Photo credit: Sean McGrath

Whether you’re a traditionalist or a modernist, both Black and White and colour have their place in Street photography. Digital is free so try both and see which works best.

Travel Light

Photo credit: Edward Conde

Photo credit: Edward Conde

Keep equipment to a minimum. The best street photographers are minimalists, using small unobtrusive cameras (a Leica if you have a few thousand quid spare) and only one or two lenses.  Lugging around a whole range of lens and other pieces of equipment will only slow you down and very possibly stop you getting that last minute shot.

Get Another Perspective

Foto Ruta Image

Foto Ruta Image

Experiment with different angles. Shoot from down low at street level, up high for a bird’s eye view or at an angle to create an alternative perspective  Street photography is a less formal medium so make the most out of it. Loose and fast is what we like to say, and slow when you have to be.

Watch Your Backgrounds

Foto Ruta Image

Foto Ruta Image

Consider what is behind your subject. The background can make or break a street photograph. Billboards, signs, graffiti and other visual elements can really make a statement in a shot (as above). Equally, look-out for distractions that detract from the photo such as trees  coming out of people’s heads, distracting actions, and unwanted light.

 

Bring it into the Light

Photo Credit: 'Practicalowl'

Photo Credit: 'Practicalowl'

Play with light. Shooting into the light is discouraged by traditionalists but street photography is all about breaking these ‘rules’.  In fact, break all of them. We encourage it.

Blend In

Foto Ruta Image

Foto Ruta Image

Try to shoot unobtrusively and unnoticed. Or if this proves difficult, stay until people around seem to be comfortable with your presence.

Return Visit

Foto Ruta Image

Foto Ruta Image

Street photography is not all about spontaneity – it’s also about patience. if you see a scene with potential don’t be afraid to keep coming back to it until you get the shot. Sometimes returning when the light is right can lead to your best shot.

Play with Camera Settings

Photo credit: Shereen M

Photo credit: Shereen M

At Foto Ruta we often encourage use of Manual mode, however many Street photographers like to shoot on automatic or Aperture priority so they can focus on capturing the moment rather than worrying about settings.
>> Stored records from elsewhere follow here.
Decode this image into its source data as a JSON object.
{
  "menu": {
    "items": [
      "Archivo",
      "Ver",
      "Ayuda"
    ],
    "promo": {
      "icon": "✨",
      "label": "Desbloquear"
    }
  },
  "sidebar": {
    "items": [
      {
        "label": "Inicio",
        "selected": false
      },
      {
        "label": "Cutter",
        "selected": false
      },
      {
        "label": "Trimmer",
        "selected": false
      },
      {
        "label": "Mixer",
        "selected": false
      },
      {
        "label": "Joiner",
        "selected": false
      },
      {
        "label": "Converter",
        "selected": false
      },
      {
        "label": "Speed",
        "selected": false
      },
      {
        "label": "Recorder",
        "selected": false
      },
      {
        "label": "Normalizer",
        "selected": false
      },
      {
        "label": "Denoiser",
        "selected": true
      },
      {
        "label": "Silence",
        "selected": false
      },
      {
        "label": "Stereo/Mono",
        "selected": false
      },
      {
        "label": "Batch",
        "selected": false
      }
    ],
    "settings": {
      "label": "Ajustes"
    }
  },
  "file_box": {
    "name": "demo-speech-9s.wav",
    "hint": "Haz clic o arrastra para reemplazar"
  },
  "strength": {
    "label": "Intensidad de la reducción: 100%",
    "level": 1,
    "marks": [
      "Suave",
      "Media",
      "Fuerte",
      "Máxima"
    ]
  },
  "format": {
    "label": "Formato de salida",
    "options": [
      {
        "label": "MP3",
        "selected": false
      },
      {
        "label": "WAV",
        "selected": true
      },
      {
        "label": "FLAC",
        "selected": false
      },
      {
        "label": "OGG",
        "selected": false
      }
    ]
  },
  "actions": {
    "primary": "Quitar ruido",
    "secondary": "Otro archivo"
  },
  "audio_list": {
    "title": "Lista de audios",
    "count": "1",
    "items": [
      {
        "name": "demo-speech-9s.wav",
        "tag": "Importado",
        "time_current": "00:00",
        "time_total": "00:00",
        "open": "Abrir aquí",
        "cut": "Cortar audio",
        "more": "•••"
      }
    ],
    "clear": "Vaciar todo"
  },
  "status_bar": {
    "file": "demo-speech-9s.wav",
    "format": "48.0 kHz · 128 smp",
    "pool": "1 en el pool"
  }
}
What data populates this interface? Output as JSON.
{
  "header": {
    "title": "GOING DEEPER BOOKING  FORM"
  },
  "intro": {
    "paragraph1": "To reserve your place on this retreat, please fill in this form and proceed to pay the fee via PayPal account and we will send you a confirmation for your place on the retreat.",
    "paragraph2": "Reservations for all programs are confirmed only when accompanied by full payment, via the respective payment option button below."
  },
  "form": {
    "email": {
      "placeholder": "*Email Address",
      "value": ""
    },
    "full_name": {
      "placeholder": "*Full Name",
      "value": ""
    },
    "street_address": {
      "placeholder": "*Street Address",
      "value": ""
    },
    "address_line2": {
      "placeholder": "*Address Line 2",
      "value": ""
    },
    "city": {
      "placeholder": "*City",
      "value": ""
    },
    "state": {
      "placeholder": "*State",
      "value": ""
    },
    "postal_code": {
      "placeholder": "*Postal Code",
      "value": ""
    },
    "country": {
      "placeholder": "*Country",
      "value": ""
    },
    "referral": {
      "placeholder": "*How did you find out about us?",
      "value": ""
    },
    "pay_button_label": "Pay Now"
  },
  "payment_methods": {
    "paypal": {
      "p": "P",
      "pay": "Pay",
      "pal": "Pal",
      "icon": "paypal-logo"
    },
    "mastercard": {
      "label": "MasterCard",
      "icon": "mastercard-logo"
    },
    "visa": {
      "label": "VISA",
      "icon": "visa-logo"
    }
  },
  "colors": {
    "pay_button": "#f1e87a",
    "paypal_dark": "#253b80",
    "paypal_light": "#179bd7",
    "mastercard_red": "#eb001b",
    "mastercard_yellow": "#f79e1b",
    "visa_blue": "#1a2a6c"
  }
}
Try both and see what fits the context in which you’re shooting

Life Through a Lens

Foto Ruta Image

Foto Ruta Image

Exaggerating perspective will help set your subject in context and provide a more forgiving depth of field’ – use a wide angle lens (or even a fish-eye).